Provided entries |
#####
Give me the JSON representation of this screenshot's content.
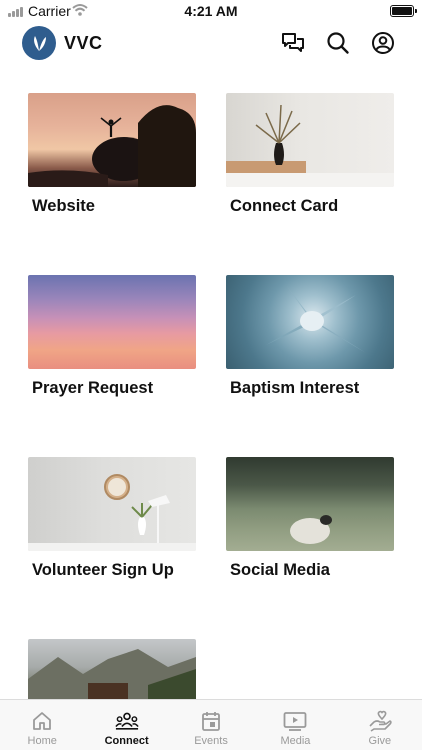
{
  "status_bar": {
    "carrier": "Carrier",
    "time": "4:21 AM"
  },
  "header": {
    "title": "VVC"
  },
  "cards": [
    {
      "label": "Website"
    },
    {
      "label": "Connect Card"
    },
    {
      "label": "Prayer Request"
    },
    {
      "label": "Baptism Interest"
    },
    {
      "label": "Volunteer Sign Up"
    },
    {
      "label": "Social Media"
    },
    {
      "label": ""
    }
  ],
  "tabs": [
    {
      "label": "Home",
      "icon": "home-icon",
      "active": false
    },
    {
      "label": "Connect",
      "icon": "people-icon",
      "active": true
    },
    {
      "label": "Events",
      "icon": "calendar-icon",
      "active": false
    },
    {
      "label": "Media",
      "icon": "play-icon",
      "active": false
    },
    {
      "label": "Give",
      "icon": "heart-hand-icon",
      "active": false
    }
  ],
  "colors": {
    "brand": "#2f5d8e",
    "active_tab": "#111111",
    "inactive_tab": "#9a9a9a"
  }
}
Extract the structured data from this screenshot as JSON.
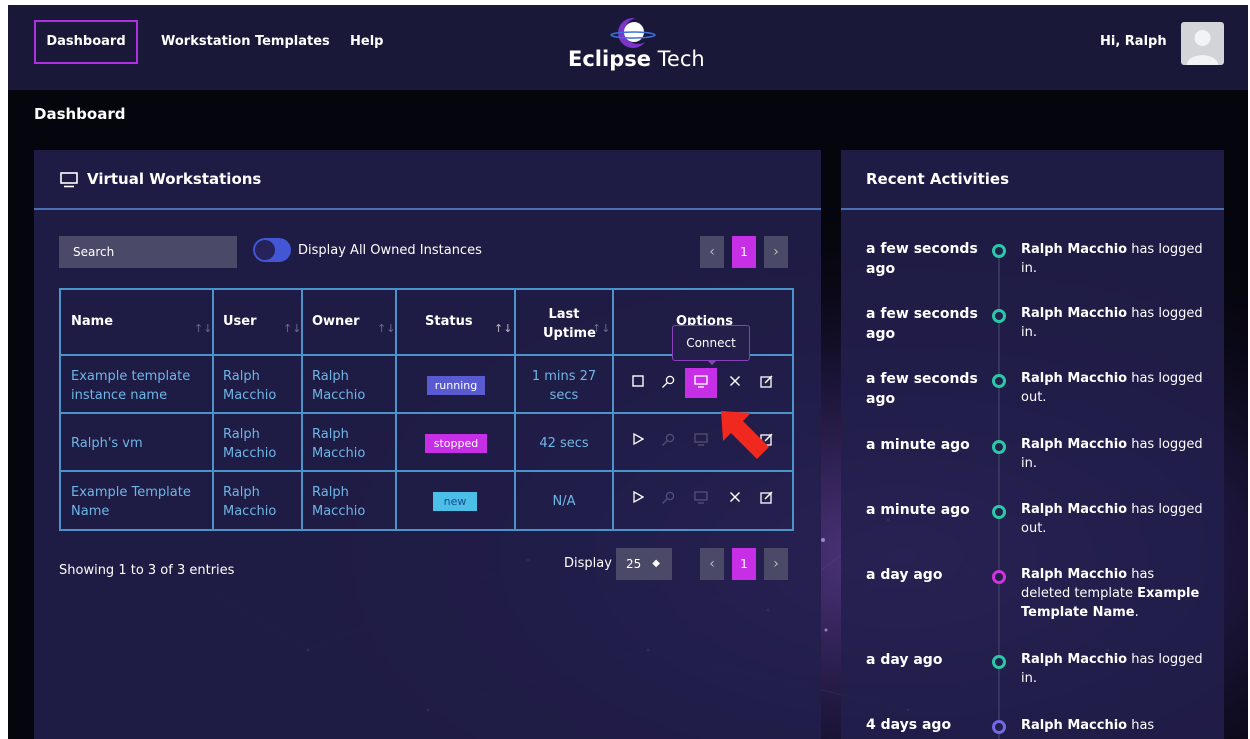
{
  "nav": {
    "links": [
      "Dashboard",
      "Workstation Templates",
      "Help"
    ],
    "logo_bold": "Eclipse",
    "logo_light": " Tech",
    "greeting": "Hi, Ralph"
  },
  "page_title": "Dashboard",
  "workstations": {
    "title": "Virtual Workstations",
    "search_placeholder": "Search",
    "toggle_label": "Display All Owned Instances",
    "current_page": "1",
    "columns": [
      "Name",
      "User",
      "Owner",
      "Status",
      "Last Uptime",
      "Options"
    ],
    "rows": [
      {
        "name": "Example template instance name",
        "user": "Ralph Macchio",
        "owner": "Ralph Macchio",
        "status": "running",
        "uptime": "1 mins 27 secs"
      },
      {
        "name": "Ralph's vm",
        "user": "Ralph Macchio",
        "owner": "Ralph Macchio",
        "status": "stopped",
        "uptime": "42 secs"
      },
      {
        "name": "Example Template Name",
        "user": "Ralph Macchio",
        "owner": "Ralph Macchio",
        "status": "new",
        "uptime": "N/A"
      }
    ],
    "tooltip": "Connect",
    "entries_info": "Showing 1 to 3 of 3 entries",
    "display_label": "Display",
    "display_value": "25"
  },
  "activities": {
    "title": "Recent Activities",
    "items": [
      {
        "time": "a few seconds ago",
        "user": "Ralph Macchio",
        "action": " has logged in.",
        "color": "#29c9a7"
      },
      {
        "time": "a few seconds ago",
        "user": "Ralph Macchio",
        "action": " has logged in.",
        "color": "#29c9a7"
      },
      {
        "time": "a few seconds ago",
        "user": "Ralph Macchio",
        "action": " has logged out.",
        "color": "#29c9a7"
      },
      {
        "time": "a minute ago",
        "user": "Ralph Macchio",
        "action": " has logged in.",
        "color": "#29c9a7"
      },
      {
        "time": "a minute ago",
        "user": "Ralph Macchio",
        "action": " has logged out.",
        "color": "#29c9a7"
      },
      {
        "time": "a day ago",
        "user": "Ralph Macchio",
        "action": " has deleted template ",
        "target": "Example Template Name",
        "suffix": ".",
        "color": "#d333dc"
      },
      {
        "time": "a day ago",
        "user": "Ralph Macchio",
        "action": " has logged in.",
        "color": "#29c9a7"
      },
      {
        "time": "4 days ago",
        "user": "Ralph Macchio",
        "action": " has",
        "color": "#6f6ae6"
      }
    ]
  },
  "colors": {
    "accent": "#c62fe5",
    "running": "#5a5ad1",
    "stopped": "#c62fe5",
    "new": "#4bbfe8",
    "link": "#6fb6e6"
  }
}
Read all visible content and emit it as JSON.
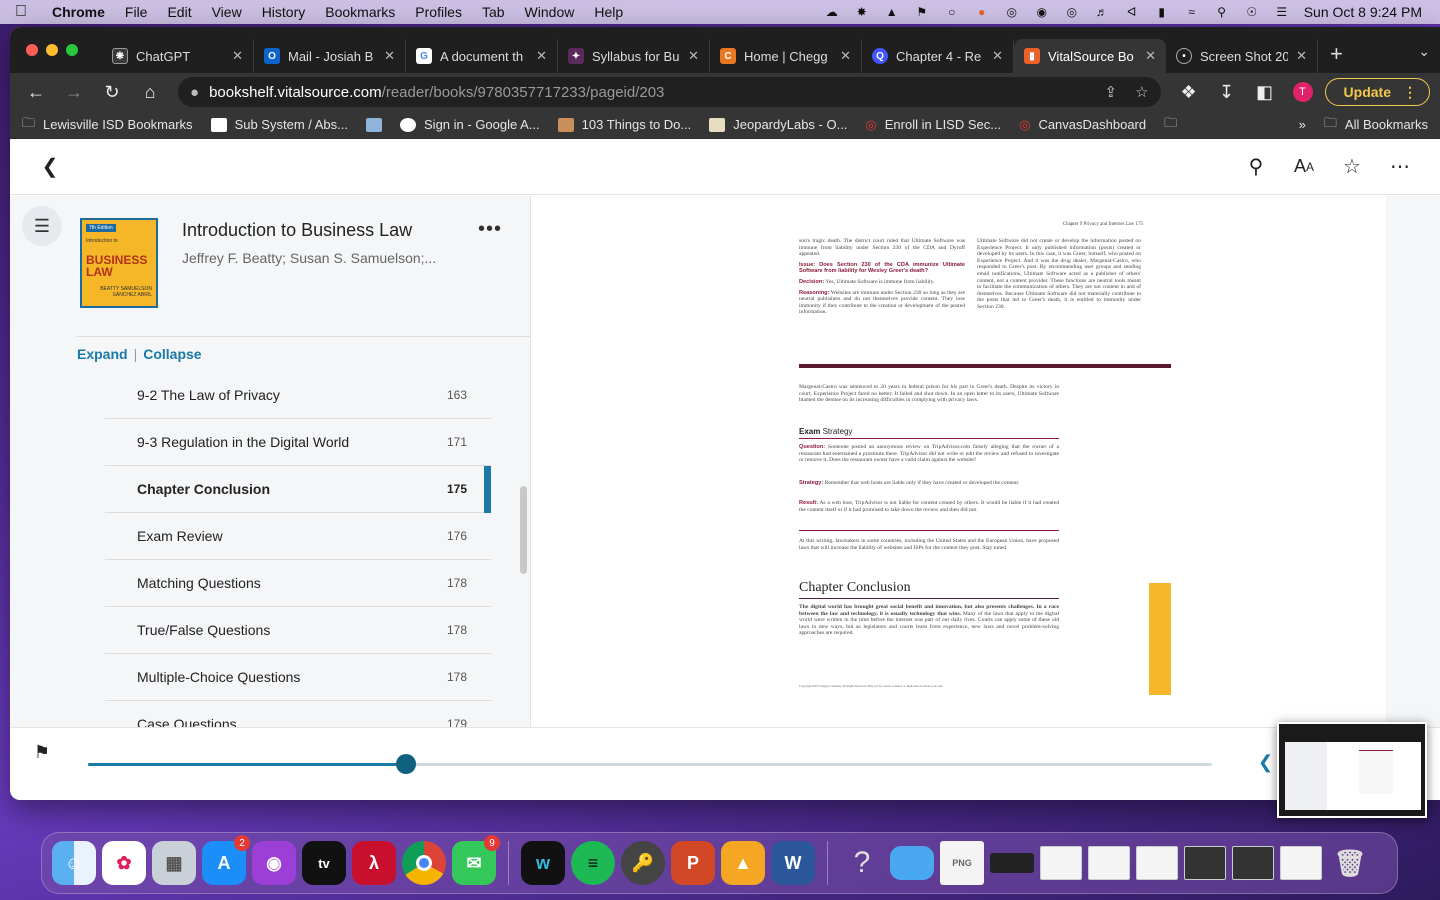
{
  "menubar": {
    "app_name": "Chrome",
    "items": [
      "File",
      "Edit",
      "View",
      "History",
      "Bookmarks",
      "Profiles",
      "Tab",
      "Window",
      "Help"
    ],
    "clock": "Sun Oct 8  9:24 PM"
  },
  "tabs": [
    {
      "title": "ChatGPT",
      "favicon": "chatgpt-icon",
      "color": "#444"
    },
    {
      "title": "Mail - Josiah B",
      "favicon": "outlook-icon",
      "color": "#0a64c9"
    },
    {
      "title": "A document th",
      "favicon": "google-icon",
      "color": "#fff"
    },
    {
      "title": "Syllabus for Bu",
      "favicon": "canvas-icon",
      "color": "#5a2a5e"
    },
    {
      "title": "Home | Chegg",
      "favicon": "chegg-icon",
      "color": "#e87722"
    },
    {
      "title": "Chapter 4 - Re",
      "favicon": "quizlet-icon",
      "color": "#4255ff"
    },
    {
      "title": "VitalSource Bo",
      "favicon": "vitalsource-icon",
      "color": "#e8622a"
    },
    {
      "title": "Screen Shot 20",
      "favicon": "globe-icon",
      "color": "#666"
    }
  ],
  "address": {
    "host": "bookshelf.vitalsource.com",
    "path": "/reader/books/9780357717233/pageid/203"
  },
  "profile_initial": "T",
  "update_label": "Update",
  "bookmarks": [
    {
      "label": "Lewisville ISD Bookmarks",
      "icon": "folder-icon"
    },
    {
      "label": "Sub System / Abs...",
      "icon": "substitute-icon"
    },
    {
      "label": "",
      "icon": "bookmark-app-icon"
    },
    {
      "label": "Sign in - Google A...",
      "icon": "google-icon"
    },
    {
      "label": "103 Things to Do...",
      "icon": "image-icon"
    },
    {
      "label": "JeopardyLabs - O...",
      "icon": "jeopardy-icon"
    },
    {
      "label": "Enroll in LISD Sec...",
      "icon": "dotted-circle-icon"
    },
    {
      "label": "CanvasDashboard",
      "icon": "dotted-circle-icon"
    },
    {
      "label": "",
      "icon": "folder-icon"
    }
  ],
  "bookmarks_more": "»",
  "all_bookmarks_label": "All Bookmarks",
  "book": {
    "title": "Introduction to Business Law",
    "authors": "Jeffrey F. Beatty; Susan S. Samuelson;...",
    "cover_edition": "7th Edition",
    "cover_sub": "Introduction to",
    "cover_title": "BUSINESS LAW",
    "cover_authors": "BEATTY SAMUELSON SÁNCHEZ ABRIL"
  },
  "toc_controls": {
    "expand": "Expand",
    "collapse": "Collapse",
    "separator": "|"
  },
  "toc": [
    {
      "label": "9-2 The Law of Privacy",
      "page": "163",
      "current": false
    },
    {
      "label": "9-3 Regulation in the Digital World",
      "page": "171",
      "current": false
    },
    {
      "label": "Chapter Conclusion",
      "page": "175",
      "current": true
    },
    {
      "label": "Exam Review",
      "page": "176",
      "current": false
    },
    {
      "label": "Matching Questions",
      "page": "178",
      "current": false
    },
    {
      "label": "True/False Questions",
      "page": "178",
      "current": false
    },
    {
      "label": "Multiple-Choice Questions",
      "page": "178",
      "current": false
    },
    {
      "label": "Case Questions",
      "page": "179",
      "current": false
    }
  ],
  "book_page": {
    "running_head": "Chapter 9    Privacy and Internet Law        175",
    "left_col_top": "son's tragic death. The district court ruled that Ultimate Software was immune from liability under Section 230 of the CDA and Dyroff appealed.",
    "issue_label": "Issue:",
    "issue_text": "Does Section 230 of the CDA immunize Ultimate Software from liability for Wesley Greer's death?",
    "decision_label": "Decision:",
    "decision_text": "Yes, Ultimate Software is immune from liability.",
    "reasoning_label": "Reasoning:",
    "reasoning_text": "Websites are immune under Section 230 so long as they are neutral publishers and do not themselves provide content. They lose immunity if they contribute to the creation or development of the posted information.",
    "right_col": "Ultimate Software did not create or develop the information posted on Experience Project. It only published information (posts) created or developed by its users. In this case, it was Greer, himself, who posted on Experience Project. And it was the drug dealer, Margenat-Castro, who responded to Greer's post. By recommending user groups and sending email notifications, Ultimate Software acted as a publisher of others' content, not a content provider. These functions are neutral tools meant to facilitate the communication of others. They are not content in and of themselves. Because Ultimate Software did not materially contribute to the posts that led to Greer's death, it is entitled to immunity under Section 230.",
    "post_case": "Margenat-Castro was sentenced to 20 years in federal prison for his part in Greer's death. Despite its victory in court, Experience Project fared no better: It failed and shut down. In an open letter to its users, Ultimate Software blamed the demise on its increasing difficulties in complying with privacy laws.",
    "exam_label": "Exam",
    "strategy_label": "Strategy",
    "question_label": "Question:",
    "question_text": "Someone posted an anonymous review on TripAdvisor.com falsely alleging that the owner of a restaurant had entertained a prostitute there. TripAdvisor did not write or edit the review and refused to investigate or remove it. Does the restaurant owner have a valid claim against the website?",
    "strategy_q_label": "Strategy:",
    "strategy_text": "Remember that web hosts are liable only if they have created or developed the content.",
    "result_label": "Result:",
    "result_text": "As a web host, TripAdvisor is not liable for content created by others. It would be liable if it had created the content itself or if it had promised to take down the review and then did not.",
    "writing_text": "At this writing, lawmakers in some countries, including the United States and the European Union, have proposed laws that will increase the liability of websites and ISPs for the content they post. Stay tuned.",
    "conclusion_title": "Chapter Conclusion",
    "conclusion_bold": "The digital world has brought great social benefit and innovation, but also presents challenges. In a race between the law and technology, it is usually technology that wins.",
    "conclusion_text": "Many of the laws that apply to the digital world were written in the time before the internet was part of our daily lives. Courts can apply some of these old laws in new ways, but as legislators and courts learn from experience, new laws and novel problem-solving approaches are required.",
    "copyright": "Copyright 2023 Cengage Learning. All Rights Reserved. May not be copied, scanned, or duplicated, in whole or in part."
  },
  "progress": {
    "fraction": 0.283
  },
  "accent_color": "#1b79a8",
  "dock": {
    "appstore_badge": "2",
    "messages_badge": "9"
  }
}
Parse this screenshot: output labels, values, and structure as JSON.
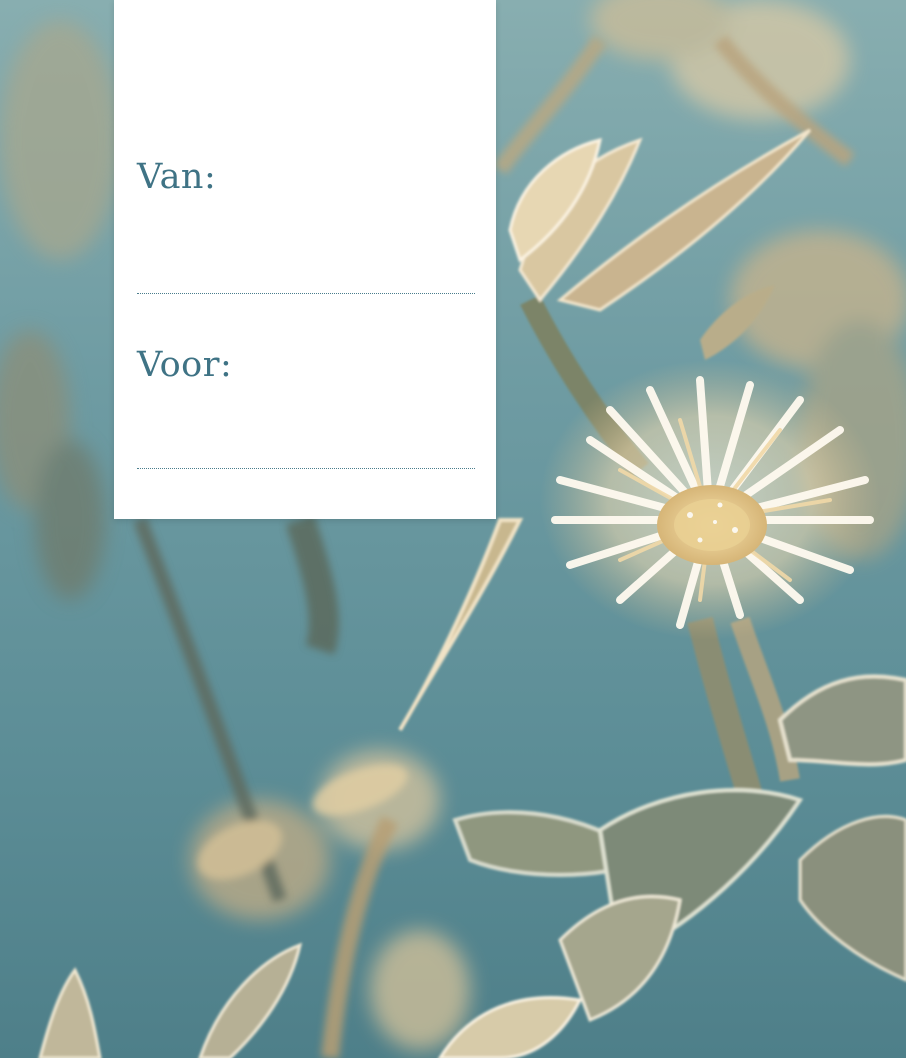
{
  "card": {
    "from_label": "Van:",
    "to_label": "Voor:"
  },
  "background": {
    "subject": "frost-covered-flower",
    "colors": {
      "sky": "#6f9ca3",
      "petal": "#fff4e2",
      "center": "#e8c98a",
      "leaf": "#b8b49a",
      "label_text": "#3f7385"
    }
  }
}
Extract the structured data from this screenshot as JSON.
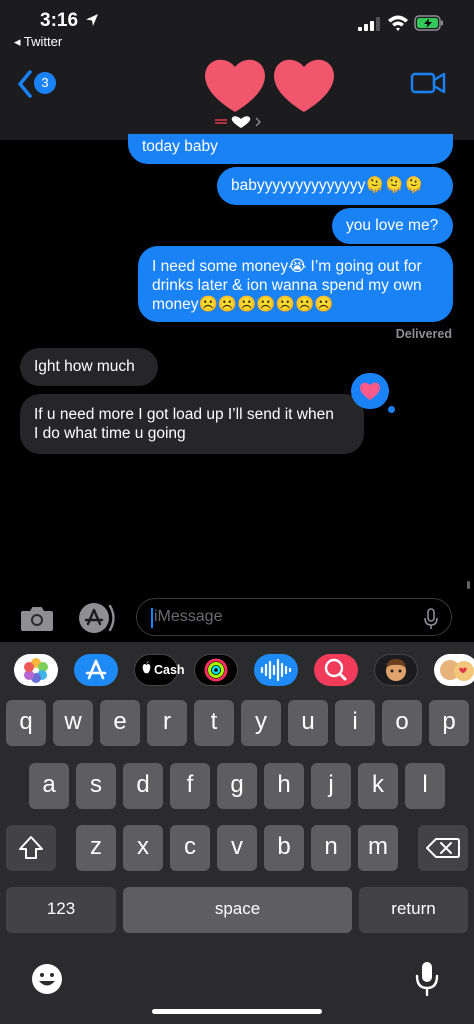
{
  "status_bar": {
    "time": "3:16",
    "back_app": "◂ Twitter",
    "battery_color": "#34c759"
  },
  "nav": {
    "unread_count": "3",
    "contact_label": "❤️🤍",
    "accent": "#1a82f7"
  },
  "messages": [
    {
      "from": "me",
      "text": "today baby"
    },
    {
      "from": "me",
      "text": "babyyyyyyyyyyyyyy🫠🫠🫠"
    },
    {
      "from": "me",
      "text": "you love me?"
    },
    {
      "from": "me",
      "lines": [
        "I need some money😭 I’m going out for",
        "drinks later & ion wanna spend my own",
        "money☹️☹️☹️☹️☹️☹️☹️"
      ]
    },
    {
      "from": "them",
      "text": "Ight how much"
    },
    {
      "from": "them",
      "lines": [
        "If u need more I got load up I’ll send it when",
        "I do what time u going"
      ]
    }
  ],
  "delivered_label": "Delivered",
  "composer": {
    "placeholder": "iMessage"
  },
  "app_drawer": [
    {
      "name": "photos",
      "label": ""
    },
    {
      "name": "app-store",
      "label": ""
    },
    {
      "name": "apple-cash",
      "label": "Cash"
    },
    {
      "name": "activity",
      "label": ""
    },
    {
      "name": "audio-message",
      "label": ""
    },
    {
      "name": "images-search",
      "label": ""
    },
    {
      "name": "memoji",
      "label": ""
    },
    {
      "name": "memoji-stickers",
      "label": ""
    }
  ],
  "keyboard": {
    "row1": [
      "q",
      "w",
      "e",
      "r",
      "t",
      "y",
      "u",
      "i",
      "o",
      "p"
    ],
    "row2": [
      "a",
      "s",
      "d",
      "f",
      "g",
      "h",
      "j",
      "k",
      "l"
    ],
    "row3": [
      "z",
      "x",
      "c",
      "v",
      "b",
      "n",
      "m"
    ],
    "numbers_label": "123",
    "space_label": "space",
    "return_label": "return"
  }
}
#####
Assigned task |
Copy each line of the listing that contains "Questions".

Task answer |
      "label": "Matching Questions",
      "label": "True/False Questions",
      "label": "Multiple-Choice Questions",
      "label": "Case Questions",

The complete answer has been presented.